Website and app data records
───

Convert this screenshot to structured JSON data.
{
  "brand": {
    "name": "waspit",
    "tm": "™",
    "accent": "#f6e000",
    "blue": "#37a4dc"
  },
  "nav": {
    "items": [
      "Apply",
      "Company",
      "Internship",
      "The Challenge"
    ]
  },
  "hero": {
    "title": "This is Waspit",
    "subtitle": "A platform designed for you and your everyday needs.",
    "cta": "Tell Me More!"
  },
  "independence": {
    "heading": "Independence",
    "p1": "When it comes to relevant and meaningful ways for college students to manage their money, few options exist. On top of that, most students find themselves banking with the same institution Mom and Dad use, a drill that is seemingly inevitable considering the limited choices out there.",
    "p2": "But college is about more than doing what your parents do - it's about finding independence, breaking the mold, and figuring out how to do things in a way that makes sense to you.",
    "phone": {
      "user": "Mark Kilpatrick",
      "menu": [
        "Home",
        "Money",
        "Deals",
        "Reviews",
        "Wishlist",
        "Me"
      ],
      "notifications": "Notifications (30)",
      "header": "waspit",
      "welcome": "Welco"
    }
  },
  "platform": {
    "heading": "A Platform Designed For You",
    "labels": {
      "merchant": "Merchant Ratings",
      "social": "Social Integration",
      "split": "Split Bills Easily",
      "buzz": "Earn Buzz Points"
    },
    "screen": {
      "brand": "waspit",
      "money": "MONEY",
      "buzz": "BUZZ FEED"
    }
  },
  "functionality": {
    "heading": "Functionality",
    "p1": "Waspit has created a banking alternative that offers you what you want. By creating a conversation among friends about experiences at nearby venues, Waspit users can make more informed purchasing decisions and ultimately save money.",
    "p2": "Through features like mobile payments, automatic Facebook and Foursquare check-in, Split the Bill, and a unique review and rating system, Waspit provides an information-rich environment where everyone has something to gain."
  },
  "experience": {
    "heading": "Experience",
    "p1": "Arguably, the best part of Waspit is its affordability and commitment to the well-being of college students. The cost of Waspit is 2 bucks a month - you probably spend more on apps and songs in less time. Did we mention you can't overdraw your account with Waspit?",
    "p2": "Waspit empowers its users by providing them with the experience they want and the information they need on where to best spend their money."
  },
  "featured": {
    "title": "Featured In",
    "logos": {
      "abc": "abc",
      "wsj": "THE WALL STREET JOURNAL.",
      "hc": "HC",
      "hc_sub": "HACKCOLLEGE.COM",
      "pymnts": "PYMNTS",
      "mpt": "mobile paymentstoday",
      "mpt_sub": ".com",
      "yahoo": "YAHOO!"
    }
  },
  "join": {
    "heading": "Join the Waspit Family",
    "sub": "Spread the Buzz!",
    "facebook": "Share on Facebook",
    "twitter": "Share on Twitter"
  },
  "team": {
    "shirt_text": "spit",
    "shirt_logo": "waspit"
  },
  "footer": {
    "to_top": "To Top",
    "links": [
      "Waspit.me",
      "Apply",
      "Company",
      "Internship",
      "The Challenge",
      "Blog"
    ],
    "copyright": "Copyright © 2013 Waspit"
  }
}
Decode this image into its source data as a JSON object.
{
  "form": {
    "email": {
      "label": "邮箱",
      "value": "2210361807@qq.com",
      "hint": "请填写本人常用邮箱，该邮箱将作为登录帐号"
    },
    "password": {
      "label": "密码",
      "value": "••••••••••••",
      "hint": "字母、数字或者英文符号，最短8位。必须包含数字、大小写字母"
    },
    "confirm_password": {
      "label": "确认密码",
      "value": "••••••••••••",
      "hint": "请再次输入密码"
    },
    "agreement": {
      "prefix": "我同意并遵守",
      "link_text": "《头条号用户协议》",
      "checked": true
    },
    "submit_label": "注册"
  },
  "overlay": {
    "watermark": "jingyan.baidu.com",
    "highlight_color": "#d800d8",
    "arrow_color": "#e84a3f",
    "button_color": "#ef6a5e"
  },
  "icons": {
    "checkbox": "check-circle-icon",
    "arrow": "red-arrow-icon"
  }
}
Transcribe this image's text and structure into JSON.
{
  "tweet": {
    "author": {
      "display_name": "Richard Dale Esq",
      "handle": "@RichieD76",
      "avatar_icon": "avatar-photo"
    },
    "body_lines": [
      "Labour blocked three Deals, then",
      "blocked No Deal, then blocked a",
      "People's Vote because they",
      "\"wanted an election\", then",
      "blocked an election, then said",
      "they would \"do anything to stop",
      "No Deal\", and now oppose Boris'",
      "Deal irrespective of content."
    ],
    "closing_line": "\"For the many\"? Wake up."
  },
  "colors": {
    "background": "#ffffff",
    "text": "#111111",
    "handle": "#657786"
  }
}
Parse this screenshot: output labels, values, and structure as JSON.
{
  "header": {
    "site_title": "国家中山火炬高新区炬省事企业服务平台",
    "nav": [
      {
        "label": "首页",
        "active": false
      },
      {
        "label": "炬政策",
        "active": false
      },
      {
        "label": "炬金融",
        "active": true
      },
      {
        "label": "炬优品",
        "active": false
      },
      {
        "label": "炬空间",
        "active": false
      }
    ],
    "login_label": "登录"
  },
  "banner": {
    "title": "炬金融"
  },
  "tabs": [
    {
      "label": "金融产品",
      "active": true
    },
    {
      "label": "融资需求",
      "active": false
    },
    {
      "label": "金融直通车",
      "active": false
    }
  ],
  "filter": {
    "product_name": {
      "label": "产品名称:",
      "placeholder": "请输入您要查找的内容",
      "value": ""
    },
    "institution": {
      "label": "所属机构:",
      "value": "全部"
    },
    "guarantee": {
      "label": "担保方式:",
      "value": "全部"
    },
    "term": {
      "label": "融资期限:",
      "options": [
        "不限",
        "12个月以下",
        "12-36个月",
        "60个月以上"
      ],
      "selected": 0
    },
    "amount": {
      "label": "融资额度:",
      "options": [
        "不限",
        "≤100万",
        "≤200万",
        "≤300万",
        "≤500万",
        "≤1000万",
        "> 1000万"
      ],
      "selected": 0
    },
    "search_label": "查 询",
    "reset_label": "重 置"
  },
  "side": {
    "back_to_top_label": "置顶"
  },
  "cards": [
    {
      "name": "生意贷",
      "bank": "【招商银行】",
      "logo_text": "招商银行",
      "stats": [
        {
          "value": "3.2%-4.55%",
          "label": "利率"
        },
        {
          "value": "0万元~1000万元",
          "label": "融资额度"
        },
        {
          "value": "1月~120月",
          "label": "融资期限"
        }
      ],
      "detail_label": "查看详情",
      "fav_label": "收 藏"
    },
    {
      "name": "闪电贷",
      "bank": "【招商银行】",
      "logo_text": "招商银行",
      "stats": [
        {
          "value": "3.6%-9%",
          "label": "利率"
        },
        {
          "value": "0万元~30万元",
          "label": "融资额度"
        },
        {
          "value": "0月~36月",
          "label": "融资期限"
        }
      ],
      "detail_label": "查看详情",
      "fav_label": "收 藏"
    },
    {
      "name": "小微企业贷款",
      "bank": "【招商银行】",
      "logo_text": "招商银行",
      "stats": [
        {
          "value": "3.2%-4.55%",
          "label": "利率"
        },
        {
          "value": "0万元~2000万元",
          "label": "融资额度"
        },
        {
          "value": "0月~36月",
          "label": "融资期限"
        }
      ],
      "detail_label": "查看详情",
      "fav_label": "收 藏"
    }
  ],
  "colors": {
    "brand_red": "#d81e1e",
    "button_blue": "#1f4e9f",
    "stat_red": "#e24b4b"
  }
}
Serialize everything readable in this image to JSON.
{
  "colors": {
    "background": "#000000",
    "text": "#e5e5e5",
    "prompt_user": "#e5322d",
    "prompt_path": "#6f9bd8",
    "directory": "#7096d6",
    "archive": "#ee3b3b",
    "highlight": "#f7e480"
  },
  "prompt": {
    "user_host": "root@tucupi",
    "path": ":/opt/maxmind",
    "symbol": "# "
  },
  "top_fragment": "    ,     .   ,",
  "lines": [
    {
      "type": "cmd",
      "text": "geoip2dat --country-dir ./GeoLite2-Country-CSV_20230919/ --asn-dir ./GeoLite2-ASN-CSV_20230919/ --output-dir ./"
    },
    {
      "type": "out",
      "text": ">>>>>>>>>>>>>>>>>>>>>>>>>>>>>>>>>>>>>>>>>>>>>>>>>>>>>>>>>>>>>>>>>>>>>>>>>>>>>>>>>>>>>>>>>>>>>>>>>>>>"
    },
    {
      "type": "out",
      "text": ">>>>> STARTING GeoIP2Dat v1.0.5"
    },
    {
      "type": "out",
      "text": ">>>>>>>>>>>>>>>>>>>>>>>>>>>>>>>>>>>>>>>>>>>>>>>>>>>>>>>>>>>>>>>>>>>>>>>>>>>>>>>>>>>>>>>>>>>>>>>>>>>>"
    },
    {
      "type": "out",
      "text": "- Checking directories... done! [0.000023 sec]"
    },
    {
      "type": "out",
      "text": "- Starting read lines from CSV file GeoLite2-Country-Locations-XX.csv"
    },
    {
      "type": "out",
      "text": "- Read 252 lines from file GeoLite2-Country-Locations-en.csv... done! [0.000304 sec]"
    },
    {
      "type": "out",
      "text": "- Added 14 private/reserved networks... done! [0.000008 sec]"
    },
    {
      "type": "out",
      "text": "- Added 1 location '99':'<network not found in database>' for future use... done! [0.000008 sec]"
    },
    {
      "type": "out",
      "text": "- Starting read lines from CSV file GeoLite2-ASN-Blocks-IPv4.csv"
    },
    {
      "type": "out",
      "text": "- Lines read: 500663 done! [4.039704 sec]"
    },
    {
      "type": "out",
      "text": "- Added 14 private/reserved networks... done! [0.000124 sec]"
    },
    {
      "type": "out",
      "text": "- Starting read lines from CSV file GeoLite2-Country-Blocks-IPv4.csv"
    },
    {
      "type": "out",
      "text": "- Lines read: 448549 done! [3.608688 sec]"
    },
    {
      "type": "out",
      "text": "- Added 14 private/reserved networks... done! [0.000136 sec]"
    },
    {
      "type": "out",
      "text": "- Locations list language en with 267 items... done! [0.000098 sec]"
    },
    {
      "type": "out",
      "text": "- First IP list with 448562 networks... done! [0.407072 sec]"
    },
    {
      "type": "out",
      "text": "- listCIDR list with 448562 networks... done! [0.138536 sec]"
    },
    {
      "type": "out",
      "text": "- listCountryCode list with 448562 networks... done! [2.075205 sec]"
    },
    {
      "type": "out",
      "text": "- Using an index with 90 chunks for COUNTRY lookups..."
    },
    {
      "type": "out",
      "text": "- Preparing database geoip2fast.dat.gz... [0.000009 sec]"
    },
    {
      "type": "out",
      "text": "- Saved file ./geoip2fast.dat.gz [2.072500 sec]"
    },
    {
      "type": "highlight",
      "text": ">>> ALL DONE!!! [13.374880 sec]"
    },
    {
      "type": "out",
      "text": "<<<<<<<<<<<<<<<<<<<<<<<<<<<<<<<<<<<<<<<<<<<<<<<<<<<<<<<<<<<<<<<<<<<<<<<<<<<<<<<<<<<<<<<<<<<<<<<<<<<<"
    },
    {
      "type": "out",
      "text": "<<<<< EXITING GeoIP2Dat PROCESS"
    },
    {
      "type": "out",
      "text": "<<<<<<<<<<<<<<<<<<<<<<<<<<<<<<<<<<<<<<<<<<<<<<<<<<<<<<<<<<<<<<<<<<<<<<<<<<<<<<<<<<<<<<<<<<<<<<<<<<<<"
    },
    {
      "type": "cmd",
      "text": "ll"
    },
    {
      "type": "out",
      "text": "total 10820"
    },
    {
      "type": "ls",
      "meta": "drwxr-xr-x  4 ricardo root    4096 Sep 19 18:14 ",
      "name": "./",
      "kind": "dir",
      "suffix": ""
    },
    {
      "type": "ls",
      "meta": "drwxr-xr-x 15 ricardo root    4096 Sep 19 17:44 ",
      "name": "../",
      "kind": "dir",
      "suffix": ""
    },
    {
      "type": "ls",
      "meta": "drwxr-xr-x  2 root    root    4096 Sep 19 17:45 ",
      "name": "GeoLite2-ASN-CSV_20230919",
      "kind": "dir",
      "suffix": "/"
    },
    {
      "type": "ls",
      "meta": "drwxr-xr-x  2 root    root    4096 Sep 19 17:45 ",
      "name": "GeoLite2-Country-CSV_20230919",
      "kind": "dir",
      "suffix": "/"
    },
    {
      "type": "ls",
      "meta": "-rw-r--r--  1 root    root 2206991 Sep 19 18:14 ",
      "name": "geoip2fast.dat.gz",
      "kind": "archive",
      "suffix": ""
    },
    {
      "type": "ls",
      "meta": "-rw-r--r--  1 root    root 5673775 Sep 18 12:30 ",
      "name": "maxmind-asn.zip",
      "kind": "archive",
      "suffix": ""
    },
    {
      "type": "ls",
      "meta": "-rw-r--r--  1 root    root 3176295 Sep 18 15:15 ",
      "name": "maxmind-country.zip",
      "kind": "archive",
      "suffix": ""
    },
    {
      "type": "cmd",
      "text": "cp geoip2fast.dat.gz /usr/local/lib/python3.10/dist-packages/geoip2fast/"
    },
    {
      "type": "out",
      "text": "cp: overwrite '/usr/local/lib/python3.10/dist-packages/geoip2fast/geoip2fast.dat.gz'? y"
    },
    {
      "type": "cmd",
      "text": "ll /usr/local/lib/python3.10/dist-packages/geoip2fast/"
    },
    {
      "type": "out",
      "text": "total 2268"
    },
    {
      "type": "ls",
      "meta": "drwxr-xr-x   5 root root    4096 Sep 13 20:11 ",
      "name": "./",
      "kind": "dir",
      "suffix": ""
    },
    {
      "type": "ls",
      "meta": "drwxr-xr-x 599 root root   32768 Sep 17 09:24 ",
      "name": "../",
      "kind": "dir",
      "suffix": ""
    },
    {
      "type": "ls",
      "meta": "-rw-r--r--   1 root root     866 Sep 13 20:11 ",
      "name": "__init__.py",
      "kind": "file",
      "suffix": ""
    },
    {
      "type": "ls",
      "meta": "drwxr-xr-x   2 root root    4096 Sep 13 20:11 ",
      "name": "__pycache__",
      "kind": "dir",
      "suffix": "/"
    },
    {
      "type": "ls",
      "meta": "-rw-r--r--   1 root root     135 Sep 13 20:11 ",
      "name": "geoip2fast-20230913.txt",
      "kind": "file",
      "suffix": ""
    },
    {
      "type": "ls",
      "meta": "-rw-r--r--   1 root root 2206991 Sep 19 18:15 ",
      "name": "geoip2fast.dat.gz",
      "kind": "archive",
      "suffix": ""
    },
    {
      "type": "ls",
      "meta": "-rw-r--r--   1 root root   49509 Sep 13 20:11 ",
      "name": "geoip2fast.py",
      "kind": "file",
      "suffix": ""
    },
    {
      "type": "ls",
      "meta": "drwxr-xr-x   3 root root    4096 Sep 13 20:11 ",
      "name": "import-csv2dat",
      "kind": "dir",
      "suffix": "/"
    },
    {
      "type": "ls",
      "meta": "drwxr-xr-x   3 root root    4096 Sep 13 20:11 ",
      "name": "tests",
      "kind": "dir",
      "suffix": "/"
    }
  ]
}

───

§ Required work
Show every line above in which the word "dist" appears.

§ Answer box
      "text": "cp geoip2fast.dat.gz /usr/local/lib/python3.10/dist-packages/geoip2fast/"
      "text": "cp: overwrite '/usr/local/lib/python3.10/dist-packages/geoip2fast/geoip2fast.dat.gz'? y"
      "text": "ll /usr/local/lib/python3.10/dist-packages/geoip2fast/"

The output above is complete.